Over the years, in my experience keeping chickens, we’ve done both free-ranging and keeping them in a confined coop. My preferred method is to let them free-range, but right now I have our flock separated in pens by breed for breeding purposes.
What Is Free-Ranging?
Free-ranging can have a lot of definitions. Some commercial egg companies have been known to stretch the definition of what “access to the outside” really means. But for this article, we’ll call free-ranging;
Providing a coop for your chickens to sleep in, and letting them out in the morning to roam freely around your property. It also may include a commercially processed food supplement.
Your chickens get to live like chickens
When you let your chickens free-range you will begin to see behavior that doesn’t necessarily occur in a confined coop setting, especially if you have a rooster. He will round up the girls if they stray too far. Different vocalizations will be heard as bits of food are found. Scratching, sand bathing and even relaxing will look different when your chickens are free to roam.
I notice that when our chickens are allowed to free-range, I have fewer problems with things like mite infestations, territorial pecking, worms, and respiratory issues. They also have cleaner, healthier feathers, leg scales, feet, toenails, and beaks.
The yolks in our chicken eggs are more orange and tastier when our chickens are free-ranging.
An article published by Mother Earth News found that chickens raised on pasture had:
- 1⁄3 less cholesterol
- 1⁄4 less saturated fat
- 2⁄3 more vitamin A
- 2 times more omega-3 fatty acids
- 3 times more vitamin E
- 7 times more beta carotene
- 4-6 times more vitamin D compared to store-bought eggs.
Pasture-raised is not the same as free-ranging, but it’s close and definitely presents your flock with healthy natural food selections that transfer to the nutrition of the egg.
When your chickens are free-ranging, they spend the day scratching and nibbling on plants, weeds, and grass. They gobble up protein-rich worms, beetles and bugs. They also ingest healthy microbes in the soil that help food absorption.
What that means is that they will need less store-bought food.
They don’t need grit
If your chickens are confined to a coop, even with an outdoor run you should provide them with a store-bought grit. Grit is essential to proper digestion.
When chickens free range they will pick up small stones as they would in the wild, so grit is unnecessary.
When your chickens spend less time in the coop, it stays cleaner. The egg boxes stay fresher longer, and the eggs themselves are collected with less debris. I also notice the waterers stay cleaner as well, as the scratching impulse is taken outside so less bedding is thrown in the waterer.
You can have a smaller coop
Chickens don’t need as much coop space if they’re only sleeping and laying eggs in the coop.
Fewer bugs in your yard

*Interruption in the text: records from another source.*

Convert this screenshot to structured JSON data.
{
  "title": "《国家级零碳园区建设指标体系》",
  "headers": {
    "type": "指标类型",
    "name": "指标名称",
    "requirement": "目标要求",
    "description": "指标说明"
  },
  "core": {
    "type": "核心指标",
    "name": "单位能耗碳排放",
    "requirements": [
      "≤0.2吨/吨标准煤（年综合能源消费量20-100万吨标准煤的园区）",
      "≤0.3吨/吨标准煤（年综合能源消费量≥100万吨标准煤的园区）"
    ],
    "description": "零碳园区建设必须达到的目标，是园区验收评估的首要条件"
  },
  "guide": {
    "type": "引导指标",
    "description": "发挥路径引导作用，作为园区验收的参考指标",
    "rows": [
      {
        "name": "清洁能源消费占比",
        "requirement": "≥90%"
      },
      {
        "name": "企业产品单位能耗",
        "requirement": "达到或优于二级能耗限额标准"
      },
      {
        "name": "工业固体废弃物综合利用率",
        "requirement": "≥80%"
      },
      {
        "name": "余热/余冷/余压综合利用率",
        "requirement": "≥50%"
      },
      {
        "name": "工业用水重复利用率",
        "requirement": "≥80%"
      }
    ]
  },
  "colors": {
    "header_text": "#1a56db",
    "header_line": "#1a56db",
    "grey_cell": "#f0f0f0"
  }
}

Guinea hens are known for their voracious appetites when it comes to insects, but chickens do a fair job as well. They happily gobble up ticks, mosquitoes, squash bugs, and tomato hornworms.
It’s true that free-ranging opens up your chickens for attacks from wild animals and even dogs. In this situation, I weigh the quality of life of the flock to the threat of an attack. It’s a choice that each chicken keeper has to make, and there is no wrong answer.
Chickens are not completely helpless when it comes to predators. Especially if you keep a rooster. You will notice a certain “booook” noise whenever an overhead predator is spotted. When the rooster makes this noise your chickens will run for cover.
When given the chance to escape they often can successfully. Predator attacks (I’ve found) are more detrimental when the chickens are confined in a less than secure run. The predator gets in and traps the chickens in their own home.
We’ve also noticed that including a pair of geese in our flock greatly reduced the number of predator attacks.
Chickens getting in the road or neighbors yard
When chickens are allowed to roam freely, they will often pay little attention to human-made borders like property lines, roadsides, etc.
Most of the time chicken droppings are so spread out in our yard that they sink into the soil and provide great fertilizer for our lawn. But if you have a small yard, sometimes chicken poop will build up in undesirable places.
I made the mistake of feeding our girls treats on our front porch. They then decided that they would just hang out on the porch all day in case I decided to give them a treat. I was constantly hosing and scrubbing off our porch.
You have to lock them up at night.
If your chickens are free-ranging during the day and returning to the coop on their own at dusk, you will have to be home to lock them in securely for the night.
An alternative to this is installing an automatic coop door, which can be programmed to close at a specific time.
They will dig up landscaping
There’s nothing our chickens like better than a fresh layer of mulch around my hostas. They love to scratch it up and spread it everywhere. They also love to eat tender young pea shoots in the garden, and really any small, sweet vegetable or flower. Fencing will have to be used to keep plants safe.